── Records for the exercise ──
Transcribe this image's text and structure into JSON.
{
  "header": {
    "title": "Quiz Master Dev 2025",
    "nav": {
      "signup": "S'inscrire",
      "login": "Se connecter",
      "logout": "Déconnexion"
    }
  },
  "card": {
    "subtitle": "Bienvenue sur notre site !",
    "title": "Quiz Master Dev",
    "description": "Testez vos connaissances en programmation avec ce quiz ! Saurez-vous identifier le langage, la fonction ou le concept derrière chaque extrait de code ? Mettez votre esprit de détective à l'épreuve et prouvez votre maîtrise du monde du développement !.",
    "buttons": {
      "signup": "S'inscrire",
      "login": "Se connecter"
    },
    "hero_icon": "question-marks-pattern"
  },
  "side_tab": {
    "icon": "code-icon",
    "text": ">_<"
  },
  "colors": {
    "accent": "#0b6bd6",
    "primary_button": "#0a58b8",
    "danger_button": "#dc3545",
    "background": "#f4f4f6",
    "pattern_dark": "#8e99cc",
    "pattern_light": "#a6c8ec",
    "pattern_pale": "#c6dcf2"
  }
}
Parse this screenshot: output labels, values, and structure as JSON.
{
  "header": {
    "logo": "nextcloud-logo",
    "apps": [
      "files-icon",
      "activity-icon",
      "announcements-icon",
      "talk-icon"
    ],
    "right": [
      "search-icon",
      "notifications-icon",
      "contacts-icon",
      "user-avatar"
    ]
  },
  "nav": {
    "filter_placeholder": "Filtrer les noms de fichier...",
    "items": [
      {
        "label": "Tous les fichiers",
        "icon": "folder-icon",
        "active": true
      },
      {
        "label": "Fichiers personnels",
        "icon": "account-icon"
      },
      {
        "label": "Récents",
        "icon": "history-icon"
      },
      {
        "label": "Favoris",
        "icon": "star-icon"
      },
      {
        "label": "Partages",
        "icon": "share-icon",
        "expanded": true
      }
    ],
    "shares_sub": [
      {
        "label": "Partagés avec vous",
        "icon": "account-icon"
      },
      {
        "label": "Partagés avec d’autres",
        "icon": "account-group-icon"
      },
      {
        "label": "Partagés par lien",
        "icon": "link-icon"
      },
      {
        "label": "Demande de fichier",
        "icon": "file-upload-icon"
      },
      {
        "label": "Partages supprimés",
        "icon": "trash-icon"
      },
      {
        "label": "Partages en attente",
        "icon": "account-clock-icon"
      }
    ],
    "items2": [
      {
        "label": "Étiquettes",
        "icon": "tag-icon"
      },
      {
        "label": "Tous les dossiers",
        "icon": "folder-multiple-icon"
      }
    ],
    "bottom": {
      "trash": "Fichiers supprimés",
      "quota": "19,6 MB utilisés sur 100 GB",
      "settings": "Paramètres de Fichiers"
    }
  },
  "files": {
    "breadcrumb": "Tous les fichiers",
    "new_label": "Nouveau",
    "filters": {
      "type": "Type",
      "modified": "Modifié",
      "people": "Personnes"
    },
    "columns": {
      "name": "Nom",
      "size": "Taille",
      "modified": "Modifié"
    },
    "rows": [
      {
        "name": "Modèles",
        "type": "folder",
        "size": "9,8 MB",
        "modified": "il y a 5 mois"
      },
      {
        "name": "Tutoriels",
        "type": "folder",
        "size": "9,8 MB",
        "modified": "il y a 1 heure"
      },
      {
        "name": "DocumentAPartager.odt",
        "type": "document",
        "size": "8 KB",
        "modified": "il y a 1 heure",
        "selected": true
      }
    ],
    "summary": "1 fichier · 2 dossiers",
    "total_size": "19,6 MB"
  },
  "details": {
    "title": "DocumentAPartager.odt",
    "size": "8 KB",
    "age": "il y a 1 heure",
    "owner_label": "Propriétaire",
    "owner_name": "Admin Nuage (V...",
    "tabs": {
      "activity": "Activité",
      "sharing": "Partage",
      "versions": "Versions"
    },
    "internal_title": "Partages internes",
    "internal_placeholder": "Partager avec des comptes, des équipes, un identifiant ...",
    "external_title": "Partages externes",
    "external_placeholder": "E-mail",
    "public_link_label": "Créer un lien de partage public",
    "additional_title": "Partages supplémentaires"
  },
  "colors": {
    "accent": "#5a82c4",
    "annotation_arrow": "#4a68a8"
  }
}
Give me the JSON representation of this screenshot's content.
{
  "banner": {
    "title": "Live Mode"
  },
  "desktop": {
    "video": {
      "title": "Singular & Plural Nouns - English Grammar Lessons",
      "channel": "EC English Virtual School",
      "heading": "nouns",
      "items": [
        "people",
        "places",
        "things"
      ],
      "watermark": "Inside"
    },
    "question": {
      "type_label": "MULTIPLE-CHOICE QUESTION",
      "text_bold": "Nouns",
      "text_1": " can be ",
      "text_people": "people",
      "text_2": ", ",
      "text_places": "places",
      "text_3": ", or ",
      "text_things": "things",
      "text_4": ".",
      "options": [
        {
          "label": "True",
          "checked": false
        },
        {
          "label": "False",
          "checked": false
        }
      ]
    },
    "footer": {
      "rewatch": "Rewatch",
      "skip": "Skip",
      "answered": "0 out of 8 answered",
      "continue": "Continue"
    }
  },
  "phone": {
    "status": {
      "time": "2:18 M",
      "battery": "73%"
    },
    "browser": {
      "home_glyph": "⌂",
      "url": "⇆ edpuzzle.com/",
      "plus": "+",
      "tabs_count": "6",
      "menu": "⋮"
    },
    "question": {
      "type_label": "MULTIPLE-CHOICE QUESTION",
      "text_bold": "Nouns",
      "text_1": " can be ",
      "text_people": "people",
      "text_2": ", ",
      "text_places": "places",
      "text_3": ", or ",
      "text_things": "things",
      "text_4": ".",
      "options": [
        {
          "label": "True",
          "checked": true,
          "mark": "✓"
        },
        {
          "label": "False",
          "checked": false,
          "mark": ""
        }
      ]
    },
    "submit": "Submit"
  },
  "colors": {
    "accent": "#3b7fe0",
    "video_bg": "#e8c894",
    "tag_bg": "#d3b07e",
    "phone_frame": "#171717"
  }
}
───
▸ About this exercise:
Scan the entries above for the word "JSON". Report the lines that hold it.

▸ Task result:
Transcribe this image's text and structure into JSON.
Parse this screenshot: output labels, values, and structure as JSON.
Give me the JSON representation of this screenshot's content.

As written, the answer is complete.